(Entries from a dataset of interfaces)

=== Begin Enclosure ===

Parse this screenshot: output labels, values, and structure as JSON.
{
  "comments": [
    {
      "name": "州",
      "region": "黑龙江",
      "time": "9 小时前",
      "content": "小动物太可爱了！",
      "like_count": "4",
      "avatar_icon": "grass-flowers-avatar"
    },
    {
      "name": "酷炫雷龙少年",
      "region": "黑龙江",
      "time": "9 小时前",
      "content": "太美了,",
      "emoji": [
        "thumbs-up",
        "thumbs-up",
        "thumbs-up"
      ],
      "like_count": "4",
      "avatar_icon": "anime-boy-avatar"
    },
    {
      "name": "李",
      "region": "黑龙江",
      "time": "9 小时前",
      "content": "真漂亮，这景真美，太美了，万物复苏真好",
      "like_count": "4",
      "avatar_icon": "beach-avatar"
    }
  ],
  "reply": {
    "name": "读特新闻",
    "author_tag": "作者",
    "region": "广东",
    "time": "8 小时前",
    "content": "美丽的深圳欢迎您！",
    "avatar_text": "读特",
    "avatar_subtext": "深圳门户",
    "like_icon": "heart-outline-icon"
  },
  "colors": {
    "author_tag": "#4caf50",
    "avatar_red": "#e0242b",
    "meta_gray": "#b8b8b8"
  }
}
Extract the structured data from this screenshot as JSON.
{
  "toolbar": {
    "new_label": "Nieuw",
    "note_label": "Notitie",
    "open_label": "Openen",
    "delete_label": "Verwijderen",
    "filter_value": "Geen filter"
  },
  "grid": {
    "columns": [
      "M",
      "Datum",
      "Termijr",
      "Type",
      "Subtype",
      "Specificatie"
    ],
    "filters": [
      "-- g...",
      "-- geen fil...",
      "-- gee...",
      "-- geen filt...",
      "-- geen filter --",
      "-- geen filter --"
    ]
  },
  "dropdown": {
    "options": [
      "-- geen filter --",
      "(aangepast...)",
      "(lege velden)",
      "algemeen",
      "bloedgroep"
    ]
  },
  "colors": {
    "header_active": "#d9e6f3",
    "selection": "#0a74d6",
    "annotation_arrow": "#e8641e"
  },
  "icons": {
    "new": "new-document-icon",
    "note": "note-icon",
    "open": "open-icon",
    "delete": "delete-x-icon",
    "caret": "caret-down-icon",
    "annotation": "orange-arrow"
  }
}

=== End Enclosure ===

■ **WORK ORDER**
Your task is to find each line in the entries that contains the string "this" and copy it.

■ **WRITTEN REPLY**
Parse this screenshot: output labels, values, and structure as JSON.
Extract the structured data from this screenshot as JSON.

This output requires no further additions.